▶ **EXERCISE REQUIREMENTS**
Please set down every entry again exactly as it stands, without the pictures.
___
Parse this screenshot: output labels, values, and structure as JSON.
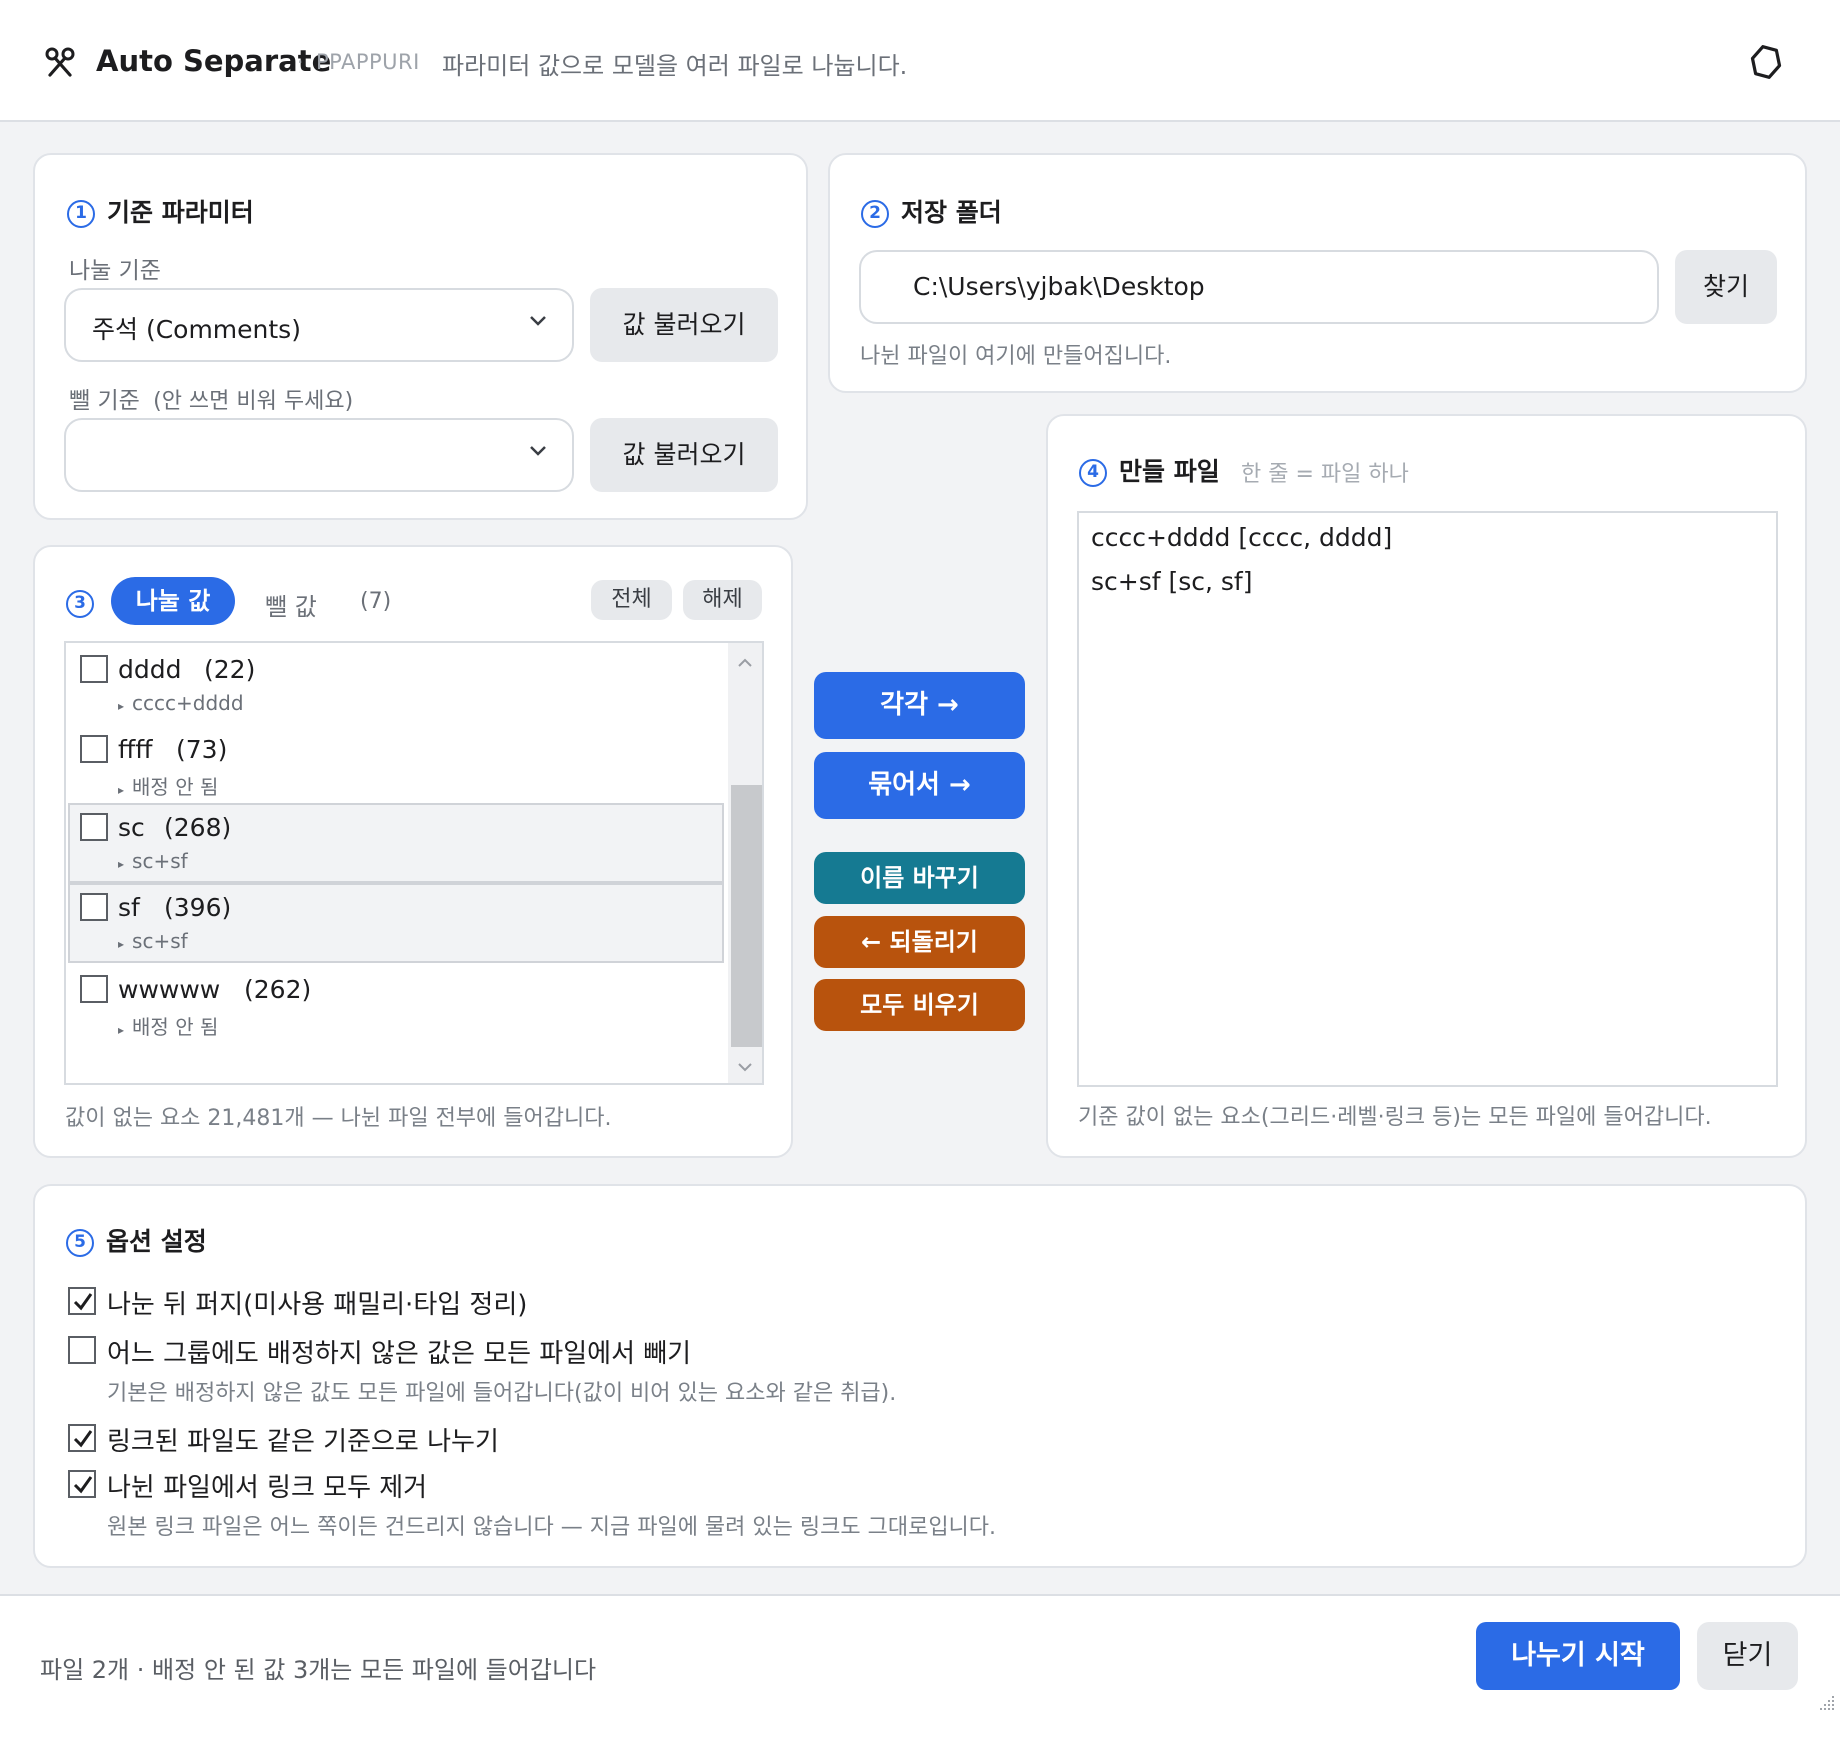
{
  "header": {
    "title": "Auto Separate",
    "separator": "·",
    "brand": "PPAPPURI",
    "description": "파라미터 값으로 모델을 여러 파일로 나눕니다."
  },
  "section1": {
    "number": "1",
    "title": "기준 파라미터",
    "split_label": "나눌 기준",
    "split_value": "주석 (Comments)",
    "load_button": "값 불러오기",
    "exclude_label": "뺄 기준",
    "exclude_hint": "(안 쓰면 비워 두세요)",
    "exclude_value": "",
    "load_button2": "값 불러오기"
  },
  "section2": {
    "number": "2",
    "title": "저장 폴더",
    "path": "C:\\Users\\yjbak\\Desktop",
    "browse_button": "찾기",
    "hint": "나뉜 파일이 여기에 만들어집니다."
  },
  "section3": {
    "number": "3",
    "tab_active": "나눌 값",
    "tab_inactive": "뺄 값",
    "count": "(7)",
    "select_all": "전체",
    "deselect": "해제",
    "items": [
      {
        "name": "dddd",
        "count": "(22)",
        "sub": "cccc+dddd",
        "checked": false
      },
      {
        "name": "ffff",
        "count": "(73)",
        "sub": "배정 안 됨",
        "checked": false
      },
      {
        "name": "sc",
        "count": "(268)",
        "sub": "sc+sf",
        "checked": false
      },
      {
        "name": "sf",
        "count": "(396)",
        "sub": "sc+sf",
        "checked": false
      },
      {
        "name": "wwwww",
        "count": "(262)",
        "sub": "배정 안 됨",
        "checked": false
      }
    ],
    "footnote": "값이 없는 요소 21,481개 — 나뉜 파일 전부에 들어갑니다."
  },
  "middle": {
    "each": "각각 →",
    "group": "묶어서 →",
    "rename": "이름 바꾸기",
    "undo": "← 되돌리기",
    "clear_all": "모두 비우기"
  },
  "section4": {
    "number": "4",
    "title": "만들 파일",
    "subtitle": "한 줄 = 파일 하나",
    "lines": [
      "cccc+dddd  [cccc, dddd]",
      "sc+sf  [sc, sf]"
    ],
    "footnote": "기준 값이 없는 요소(그리드·레벨·링크 등)는 모든 파일에 들어갑니다."
  },
  "section5": {
    "number": "5",
    "title": "옵션 설정",
    "options": [
      {
        "label": "나눈 뒤 퍼지(미사용 패밀리·타입 정리)",
        "checked": true
      },
      {
        "label": "어느 그룹에도 배정하지 않은 값은 모든 파일에서 빼기",
        "checked": false,
        "hint": "기본은 배정하지 않은 값도 모든 파일에 들어갑니다(값이 비어 있는 요소와 같은 취급)."
      },
      {
        "label": "링크된 파일도 같은 기준으로 나누기",
        "checked": true
      },
      {
        "label": "나뉜 파일에서 링크 모두 제거",
        "checked": true,
        "hint": "원본 링크 파일은 어느 쪽이든 건드리지 않습니다 — 지금 파일에 물려 있는 링크도 그대로입니다."
      }
    ]
  },
  "footer": {
    "status": "파일 2개 · 배정 안 된 값 3개는 모든 파일에 들어갑니다",
    "start_button": "나누기 시작",
    "close_button": "닫기"
  },
  "colors": {
    "accent": "#2b6be6",
    "teal": "#157a92",
    "orange": "#b8530d"
  }
}
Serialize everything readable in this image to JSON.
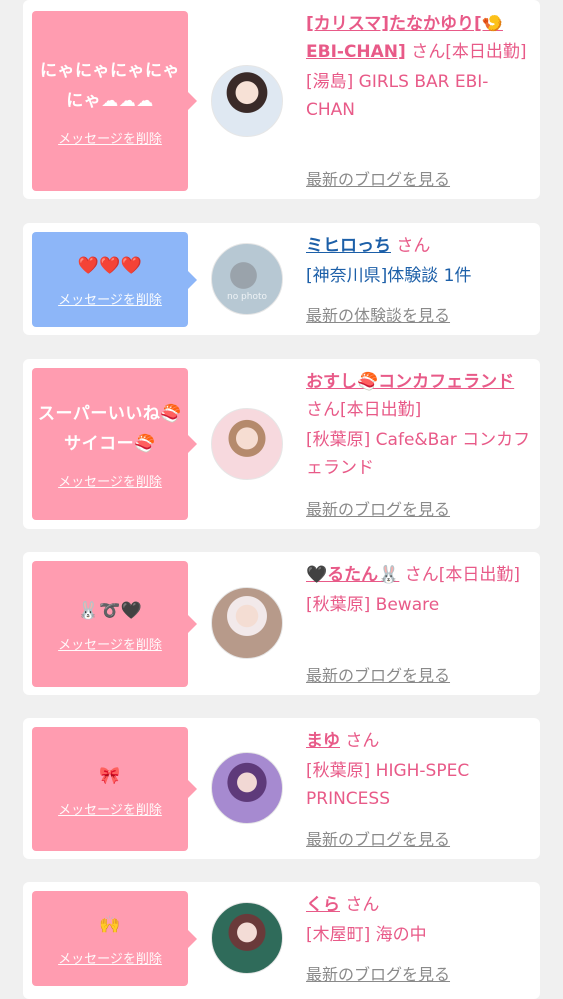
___
▶ **RESPONSE FOR THIS EXERCISE**
Parse this screenshot: output labels, values, and structure as JSON.
{
  "header": {
    "title": "Auto Separate",
    "separator": "·",
    "brand": "PPAPPURI",
    "description": "파라미터 값으로 모델을 여러 파일로 나눕니다."
  },
  "section1": {
    "number": "1",
    "title": "기준 파라미터",
    "split_label": "나눌 기준",
    "split_value": "주석 (Comments)",
    "load_button": "값 불러오기",
    "exclude_label": "뺄 기준",
    "exclude_hint": "(안 쓰면 비워 두세요)",
    "exclude_value": "",
    "load_button2": "값 불러오기"
  },
  "section2": {
    "number": "2",
    "title": "저장 폴더",
    "path": "C:\\Users\\yjbak\\Desktop",
    "browse_button": "찾기",
    "hint": "나뉜 파일이 여기에 만들어집니다."
  },
  "section3": {
    "number": "3",
    "tab_active": "나눌 값",
    "tab_inactive": "뺄 값",
    "count": "(7)",
    "select_all": "전체",
    "deselect": "해제",
    "items": [
      {
        "name": "dddd",
        "count": "(22)",
        "sub": "cccc+dddd",
        "checked": false
      },
      {
        "name": "ffff",
        "count": "(73)",
        "sub": "배정 안 됨",
        "checked": false
      },
      {
        "name": "sc",
        "count": "(268)",
        "sub": "sc+sf",
        "checked": false
      },
      {
        "name": "sf",
        "count": "(396)",
        "sub": "sc+sf",
        "checked": false
      },
      {
        "name": "wwwww",
        "count": "(262)",
        "sub": "배정 안 됨",
        "checked": false
      }
    ],
    "footnote": "값이 없는 요소 21,481개 — 나뉜 파일 전부에 들어갑니다."
  },
  "middle": {
    "each": "각각 →",
    "group": "묶어서 →",
    "rename": "이름 바꾸기",
    "undo": "← 되돌리기",
    "clear_all": "모두 비우기"
  },
  "section4": {
    "number": "4",
    "title": "만들 파일",
    "subtitle": "한 줄 = 파일 하나",
    "lines": [
      "cccc+dddd  [cccc, dddd]",
      "sc+sf  [sc, sf]"
    ],
    "footnote": "기준 값이 없는 요소(그리드·레벨·링크 등)는 모든 파일에 들어갑니다."
  },
  "section5": {
    "number": "5",
    "title": "옵션 설정",
    "options": [
      {
        "label": "나눈 뒤 퍼지(미사용 패밀리·타입 정리)",
        "checked": true
      },
      {
        "label": "어느 그룹에도 배정하지 않은 값은 모든 파일에서 빼기",
        "checked": false,
        "hint": "기본은 배정하지 않은 값도 모든 파일에 들어갑니다(값이 비어 있는 요소와 같은 취급)."
      },
      {
        "label": "링크된 파일도 같은 기준으로 나누기",
        "checked": true
      },
      {
        "label": "나뉜 파일에서 링크 모두 제거",
        "checked": true,
        "hint": "원본 링크 파일은 어느 쪽이든 건드리지 않습니다 — 지금 파일에 물려 있는 링크도 그대로입니다."
      }
    ]
  },
  "footer": {
    "status": "파일 2개 · 배정 안 된 값 3개는 모든 파일에 들어갑니다",
    "start_button": "나누기 시작",
    "close_button": "닫기"
  },
  "colors": {
    "accent": "#2b6be6",
    "teal": "#157a92",
    "orange": "#b8530d"
  }
}
Serialize everything readable in this image to JSON.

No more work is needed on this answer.